**Your assignment**
Read the data and repeat all of it exactly.

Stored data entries
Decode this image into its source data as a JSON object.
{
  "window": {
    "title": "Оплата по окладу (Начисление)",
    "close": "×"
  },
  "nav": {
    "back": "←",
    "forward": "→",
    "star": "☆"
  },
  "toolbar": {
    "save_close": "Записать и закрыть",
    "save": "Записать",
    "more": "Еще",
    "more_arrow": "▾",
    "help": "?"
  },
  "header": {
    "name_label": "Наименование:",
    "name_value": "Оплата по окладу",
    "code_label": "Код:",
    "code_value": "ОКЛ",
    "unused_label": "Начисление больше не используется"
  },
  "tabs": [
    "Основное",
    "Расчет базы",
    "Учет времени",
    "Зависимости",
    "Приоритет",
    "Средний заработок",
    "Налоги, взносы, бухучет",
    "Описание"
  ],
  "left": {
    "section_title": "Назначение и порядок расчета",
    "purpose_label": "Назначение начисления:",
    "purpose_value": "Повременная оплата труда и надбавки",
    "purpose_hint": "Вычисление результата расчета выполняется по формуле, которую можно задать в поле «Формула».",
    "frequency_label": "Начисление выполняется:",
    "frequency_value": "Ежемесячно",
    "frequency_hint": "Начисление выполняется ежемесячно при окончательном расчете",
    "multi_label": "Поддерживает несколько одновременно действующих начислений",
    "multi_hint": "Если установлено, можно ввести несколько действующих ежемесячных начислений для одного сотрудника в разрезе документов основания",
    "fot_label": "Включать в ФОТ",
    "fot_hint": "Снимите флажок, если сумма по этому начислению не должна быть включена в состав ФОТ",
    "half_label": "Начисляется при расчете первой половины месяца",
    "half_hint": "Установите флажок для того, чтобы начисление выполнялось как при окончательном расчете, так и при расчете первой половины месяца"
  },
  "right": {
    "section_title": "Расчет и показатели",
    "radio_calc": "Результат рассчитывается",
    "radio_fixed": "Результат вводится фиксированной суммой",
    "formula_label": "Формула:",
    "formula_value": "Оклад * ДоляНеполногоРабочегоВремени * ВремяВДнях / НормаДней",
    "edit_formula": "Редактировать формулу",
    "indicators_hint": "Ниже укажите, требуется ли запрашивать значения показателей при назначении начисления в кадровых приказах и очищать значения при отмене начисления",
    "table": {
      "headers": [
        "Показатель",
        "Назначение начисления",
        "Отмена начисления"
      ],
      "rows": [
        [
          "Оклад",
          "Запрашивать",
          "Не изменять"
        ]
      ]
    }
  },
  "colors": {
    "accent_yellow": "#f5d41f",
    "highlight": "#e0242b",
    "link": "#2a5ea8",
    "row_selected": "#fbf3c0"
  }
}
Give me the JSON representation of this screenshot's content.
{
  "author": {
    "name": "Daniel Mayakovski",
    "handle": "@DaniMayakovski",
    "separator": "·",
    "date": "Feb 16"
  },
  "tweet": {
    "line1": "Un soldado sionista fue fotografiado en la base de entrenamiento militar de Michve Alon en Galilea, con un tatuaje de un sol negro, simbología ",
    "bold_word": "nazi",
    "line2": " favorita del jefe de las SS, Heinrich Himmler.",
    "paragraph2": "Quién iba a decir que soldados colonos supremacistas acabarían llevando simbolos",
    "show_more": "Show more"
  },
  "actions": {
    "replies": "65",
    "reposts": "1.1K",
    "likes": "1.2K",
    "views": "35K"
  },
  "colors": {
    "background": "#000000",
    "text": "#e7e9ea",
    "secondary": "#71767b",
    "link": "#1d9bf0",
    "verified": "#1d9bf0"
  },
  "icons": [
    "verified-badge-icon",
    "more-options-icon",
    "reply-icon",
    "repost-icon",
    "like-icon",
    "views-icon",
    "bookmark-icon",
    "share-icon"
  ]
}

**Result of this task**
Decode this image into its source data as a JSON object.
{
  "window": {
    "title": "Оплата по окладу (Начисление)",
    "close": "×"
  },
  "nav": {
    "back": "←",
    "forward": "→",
    "star": "☆"
  },
  "toolbar": {
    "save_close": "Записать и закрыть",
    "save": "Записать",
    "more": "Еще",
    "more_arrow": "▾",
    "help": "?"
  },
  "header": {
    "name_label": "Наименование:",
    "name_value": "Оплата по окладу",
    "code_label": "Код:",
    "code_value": "ОКЛ",
    "unused_label": "Начисление больше не используется"
  },
  "tabs": [
    "Основное",
    "Расчет базы",
    "Учет времени",
    "Зависимости",
    "Приоритет",
    "Средний заработок",
    "Налоги, взносы, бухучет",
    "Описание"
  ],
  "left": {
    "section_title": "Назначение и порядок расчета",
    "purpose_label": "Назначение начисления:",
    "purpose_value": "Повременная оплата труда и надбавки",
    "purpose_hint": "Вычисление результата расчета выполняется по формуле, которую можно задать в поле «Формула».",
    "frequency_label": "Начисление выполняется:",
    "frequency_value": "Ежемесячно",
    "frequency_hint": "Начисление выполняется ежемесячно при окончательном расчете",
    "multi_label": "Поддерживает несколько одновременно действующих начислений",
    "multi_hint": "Если установлено, можно ввести несколько действующих ежемесячных начислений для одного сотрудника в разрезе документов основания",
    "fot_label": "Включать в ФОТ",
    "fot_hint": "Снимите флажок, если сумма по этому начислению не должна быть включена в состав ФОТ",
    "half_label": "Начисляется при расчете первой половины месяца",
    "half_hint": "Установите флажок для того, чтобы начисление выполнялось как при окончательном расчете, так и при расчете первой половины месяца"
  },
  "right": {
    "section_title": "Расчет и показатели",
    "radio_calc": "Результат рассчитывается",
    "radio_fixed": "Результат вводится фиксированной суммой",
    "formula_label": "Формула:",
    "formula_value": "Оклад * ДоляНеполногоРабочегоВремени * ВремяВДнях / НормаДней",
    "edit_formula": "Редактировать формулу",
    "indicators_hint": "Ниже укажите, требуется ли запрашивать значения показателей при назначении начисления в кадровых приказах и очищать значения при отмене начисления",
    "table": {
      "headers": [
        "Показатель",
        "Назначение начисления",
        "Отмена начисления"
      ],
      "rows": [
        [
          "Оклад",
          "Запрашивать",
          "Не изменять"
        ]
      ]
    }
  },
  "colors": {
    "accent_yellow": "#f5d41f",
    "highlight": "#e0242b",
    "link": "#2a5ea8",
    "row_selected": "#fbf3c0"
  }
}
Give me the JSON representation of this screenshot's content.
{
  "author": {
    "name": "Daniel Mayakovski",
    "handle": "@DaniMayakovski",
    "separator": "·",
    "date": "Feb 16"
  },
  "tweet": {
    "line1": "Un soldado sionista fue fotografiado en la base de entrenamiento militar de Michve Alon en Galilea, con un tatuaje de un sol negro, simbología ",
    "bold_word": "nazi",
    "line2": " favorita del jefe de las SS, Heinrich Himmler.",
    "paragraph2": "Quién iba a decir que soldados colonos supremacistas acabarían llevando simbolos",
    "show_more": "Show more"
  },
  "actions": {
    "replies": "65",
    "reposts": "1.1K",
    "likes": "1.2K",
    "views": "35K"
  },
  "colors": {
    "background": "#000000",
    "text": "#e7e9ea",
    "secondary": "#71767b",
    "link": "#1d9bf0",
    "verified": "#1d9bf0"
  },
  "icons": [
    "verified-badge-icon",
    "more-options-icon",
    "reply-icon",
    "repost-icon",
    "like-icon",
    "views-icon",
    "bookmark-icon",
    "share-icon"
  ]
}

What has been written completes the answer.